* _Activity_
Copy every line from the records that holds the word "JSON".

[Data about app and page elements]
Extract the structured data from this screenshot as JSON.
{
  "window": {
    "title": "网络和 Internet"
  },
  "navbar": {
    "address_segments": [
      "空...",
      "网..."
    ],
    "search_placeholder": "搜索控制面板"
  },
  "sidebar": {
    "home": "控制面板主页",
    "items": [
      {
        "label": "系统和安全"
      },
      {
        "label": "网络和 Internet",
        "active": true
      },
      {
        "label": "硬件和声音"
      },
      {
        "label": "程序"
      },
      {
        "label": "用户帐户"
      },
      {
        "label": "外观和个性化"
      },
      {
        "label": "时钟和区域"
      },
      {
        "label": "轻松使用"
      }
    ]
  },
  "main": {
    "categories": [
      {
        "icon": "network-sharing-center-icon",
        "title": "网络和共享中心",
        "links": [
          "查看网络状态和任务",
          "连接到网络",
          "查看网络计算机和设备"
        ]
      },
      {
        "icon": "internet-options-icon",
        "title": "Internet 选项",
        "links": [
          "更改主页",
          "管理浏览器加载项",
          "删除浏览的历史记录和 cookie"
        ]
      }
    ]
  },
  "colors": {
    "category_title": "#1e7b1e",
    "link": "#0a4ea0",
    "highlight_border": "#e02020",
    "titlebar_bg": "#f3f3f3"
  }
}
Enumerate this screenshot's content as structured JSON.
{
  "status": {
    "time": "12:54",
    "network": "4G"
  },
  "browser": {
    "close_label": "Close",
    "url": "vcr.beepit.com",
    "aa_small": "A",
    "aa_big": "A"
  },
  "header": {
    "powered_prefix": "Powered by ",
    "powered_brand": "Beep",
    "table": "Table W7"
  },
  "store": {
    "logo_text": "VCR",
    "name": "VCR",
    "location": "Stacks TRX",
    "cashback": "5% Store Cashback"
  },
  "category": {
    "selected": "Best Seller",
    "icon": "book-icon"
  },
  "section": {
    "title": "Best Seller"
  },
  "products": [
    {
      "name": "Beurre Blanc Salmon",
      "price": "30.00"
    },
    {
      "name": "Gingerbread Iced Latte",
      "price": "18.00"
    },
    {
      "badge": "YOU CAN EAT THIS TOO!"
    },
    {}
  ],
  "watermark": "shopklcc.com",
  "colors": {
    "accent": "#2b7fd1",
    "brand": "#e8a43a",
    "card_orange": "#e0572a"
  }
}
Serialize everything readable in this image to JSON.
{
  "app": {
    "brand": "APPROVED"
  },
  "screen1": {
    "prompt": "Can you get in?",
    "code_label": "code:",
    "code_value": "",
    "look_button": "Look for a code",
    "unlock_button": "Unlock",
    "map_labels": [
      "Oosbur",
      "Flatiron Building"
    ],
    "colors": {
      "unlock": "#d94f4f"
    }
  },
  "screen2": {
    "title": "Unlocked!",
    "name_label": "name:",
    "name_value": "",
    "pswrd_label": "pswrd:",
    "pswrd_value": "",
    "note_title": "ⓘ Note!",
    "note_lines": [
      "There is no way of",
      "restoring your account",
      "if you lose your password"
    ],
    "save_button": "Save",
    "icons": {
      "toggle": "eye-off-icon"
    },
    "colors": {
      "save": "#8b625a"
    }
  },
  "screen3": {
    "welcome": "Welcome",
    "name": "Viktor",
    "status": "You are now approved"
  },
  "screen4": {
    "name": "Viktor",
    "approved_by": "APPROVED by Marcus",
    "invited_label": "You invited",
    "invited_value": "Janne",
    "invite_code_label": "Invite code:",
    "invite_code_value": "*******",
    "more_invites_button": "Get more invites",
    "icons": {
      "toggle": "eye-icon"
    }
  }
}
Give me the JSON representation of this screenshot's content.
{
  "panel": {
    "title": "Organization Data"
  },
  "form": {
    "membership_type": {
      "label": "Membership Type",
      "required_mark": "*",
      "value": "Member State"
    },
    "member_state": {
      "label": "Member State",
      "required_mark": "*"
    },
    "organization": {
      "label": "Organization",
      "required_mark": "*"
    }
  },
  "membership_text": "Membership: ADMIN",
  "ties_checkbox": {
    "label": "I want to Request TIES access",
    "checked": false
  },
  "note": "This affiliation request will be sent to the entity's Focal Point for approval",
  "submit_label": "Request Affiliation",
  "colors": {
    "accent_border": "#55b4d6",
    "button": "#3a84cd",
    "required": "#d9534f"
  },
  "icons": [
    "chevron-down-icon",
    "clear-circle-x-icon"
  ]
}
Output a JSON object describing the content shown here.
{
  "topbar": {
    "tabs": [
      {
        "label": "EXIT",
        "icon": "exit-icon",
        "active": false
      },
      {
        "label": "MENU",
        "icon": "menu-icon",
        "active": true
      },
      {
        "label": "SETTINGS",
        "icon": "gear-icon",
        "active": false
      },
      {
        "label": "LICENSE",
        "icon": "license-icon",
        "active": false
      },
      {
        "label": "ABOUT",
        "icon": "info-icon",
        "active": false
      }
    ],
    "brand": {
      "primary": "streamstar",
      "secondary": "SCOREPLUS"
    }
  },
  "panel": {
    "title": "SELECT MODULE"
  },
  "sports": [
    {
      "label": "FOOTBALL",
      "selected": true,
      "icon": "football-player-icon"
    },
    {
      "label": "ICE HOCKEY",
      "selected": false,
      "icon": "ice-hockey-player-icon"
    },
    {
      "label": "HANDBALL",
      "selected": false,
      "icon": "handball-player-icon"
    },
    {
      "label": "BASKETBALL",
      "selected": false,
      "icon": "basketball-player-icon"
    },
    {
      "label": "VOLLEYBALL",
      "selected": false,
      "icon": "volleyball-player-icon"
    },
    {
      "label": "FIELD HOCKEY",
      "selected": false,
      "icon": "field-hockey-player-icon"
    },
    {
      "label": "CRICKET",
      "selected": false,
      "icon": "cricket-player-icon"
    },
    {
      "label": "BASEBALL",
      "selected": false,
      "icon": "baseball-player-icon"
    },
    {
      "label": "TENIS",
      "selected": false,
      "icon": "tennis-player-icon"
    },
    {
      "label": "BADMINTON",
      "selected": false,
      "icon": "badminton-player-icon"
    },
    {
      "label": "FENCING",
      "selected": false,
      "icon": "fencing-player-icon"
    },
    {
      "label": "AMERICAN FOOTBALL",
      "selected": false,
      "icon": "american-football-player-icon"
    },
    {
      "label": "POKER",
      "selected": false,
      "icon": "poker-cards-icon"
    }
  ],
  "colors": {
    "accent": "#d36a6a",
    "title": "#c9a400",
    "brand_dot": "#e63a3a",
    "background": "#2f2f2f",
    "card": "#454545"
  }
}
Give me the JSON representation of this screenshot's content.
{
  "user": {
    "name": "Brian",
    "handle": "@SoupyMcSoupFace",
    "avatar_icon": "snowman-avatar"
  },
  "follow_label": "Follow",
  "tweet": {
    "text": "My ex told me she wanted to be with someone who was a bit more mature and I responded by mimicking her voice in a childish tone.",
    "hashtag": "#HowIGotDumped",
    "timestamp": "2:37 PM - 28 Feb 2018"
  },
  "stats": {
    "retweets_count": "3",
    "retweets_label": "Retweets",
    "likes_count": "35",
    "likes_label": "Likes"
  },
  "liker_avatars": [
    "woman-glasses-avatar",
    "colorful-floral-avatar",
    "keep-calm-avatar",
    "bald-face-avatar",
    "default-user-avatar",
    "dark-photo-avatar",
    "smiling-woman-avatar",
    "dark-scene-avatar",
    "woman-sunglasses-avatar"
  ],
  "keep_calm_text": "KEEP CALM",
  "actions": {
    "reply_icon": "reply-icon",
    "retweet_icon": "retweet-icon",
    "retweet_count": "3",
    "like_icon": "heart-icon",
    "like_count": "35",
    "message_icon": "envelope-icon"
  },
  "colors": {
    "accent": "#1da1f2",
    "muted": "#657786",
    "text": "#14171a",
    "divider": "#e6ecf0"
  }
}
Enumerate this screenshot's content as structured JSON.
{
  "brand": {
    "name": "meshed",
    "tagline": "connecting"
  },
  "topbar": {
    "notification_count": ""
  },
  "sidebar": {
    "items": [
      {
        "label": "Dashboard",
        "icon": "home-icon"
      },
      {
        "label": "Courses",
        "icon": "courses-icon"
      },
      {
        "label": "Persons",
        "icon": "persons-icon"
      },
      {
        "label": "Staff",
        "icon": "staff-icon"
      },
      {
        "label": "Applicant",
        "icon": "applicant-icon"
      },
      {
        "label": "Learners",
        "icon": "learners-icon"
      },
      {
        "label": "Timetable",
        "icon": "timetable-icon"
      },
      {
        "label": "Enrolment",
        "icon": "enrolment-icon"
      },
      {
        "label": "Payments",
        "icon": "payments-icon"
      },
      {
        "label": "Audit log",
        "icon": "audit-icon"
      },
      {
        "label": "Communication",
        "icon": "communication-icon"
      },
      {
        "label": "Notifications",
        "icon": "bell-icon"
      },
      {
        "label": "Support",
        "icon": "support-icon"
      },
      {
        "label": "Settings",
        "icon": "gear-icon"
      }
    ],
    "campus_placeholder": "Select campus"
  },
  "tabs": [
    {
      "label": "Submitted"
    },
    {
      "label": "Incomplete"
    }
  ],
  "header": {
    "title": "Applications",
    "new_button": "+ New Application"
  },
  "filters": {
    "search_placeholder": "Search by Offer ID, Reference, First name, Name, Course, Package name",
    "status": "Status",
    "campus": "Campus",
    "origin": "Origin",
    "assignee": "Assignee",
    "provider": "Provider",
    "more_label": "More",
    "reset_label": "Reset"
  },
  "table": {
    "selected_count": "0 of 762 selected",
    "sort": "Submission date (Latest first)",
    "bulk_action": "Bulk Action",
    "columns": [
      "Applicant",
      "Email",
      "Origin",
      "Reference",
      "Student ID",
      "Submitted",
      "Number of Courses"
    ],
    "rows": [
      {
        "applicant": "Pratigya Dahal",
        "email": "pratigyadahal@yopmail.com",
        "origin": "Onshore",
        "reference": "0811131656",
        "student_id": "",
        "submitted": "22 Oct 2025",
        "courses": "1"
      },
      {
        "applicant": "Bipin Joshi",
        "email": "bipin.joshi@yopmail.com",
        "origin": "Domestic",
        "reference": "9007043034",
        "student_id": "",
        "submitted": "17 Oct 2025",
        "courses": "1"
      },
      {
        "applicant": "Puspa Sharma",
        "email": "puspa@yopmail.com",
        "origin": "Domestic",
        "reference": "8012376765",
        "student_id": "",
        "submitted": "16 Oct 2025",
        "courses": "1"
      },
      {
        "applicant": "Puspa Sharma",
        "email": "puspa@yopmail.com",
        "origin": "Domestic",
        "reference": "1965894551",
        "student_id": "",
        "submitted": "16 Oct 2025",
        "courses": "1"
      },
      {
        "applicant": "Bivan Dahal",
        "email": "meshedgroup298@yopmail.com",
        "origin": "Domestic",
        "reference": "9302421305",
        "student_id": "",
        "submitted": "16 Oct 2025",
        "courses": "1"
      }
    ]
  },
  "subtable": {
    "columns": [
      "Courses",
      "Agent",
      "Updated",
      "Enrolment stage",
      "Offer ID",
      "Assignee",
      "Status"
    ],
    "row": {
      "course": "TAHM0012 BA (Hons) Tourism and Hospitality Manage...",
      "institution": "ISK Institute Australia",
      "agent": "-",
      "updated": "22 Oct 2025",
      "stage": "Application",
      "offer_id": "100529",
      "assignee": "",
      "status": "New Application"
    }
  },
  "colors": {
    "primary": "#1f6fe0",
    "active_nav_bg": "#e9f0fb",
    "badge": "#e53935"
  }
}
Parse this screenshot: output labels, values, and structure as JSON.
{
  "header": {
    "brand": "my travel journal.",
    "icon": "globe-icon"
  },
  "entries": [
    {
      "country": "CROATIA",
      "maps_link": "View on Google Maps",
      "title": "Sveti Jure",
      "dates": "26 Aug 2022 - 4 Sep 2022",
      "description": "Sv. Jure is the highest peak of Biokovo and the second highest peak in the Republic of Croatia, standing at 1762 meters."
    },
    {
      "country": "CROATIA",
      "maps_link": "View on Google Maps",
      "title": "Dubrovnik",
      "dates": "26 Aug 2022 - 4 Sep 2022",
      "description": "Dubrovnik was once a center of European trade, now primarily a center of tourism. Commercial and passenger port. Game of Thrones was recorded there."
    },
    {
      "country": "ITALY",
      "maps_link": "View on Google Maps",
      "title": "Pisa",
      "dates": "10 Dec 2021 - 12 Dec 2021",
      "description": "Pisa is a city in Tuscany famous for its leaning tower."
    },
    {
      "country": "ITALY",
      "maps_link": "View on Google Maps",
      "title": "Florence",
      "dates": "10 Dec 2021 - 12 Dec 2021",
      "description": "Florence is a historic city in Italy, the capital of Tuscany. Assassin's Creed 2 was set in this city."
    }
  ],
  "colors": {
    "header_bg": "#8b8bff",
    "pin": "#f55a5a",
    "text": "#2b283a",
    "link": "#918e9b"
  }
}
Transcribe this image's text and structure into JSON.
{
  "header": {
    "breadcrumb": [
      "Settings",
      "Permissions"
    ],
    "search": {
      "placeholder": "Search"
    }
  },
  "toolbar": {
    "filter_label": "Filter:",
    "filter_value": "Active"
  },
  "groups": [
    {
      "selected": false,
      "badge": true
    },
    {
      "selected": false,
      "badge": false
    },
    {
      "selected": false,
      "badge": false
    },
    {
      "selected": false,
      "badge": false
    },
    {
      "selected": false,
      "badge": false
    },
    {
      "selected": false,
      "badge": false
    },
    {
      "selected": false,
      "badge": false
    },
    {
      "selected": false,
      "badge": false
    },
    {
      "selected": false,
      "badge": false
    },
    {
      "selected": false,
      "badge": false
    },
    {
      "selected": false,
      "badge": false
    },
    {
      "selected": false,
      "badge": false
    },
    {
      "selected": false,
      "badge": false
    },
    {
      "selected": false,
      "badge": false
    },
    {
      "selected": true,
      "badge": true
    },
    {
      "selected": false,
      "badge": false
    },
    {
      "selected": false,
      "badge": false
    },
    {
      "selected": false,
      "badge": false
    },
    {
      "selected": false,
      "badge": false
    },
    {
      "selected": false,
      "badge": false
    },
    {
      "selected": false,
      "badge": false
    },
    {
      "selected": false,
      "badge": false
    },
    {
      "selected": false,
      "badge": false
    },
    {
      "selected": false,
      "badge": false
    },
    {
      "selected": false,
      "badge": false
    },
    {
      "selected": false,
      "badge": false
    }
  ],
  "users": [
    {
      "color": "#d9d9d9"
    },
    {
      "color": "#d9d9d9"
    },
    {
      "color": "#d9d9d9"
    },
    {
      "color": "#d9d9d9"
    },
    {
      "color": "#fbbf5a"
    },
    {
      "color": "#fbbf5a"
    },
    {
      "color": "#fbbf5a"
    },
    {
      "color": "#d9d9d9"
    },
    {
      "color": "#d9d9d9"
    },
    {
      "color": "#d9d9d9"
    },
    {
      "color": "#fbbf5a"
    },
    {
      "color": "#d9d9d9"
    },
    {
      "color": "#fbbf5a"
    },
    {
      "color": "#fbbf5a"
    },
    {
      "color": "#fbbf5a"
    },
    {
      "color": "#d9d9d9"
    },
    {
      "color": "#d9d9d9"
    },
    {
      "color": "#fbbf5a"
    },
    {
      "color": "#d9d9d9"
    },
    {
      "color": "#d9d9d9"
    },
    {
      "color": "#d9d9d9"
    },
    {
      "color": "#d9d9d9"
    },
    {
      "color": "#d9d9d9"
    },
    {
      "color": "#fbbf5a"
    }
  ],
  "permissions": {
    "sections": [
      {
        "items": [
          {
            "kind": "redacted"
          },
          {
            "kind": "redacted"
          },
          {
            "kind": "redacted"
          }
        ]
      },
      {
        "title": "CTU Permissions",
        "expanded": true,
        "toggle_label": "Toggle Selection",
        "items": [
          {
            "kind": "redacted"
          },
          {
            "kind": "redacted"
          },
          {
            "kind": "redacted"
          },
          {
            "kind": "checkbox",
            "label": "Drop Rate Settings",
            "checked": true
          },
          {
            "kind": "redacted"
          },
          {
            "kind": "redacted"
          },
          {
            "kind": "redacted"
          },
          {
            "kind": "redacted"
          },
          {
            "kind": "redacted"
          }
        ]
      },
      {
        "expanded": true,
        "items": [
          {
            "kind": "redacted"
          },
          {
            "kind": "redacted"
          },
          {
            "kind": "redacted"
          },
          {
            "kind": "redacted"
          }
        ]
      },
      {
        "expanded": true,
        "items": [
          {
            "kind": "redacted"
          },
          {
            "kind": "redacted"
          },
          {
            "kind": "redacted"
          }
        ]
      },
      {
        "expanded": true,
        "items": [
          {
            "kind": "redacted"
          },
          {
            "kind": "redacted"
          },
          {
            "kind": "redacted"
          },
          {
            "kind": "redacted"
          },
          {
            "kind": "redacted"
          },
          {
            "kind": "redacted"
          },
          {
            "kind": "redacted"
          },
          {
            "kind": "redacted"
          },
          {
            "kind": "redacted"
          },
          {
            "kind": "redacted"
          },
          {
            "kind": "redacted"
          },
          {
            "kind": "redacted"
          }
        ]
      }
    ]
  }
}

* _Solution_
Extract the structured data from this screenshot as JSON.
Enumerate this screenshot's content as structured JSON.
Serialize everything readable in this image to JSON.
Give me the JSON representation of this screenshot's content.
Output a JSON object describing the content shown here.
Give me the JSON representation of this screenshot's content.
Enumerate this screenshot's content as structured JSON.
Parse this screenshot: output labels, values, and structure as JSON.
Transcribe this image's text and structure into JSON.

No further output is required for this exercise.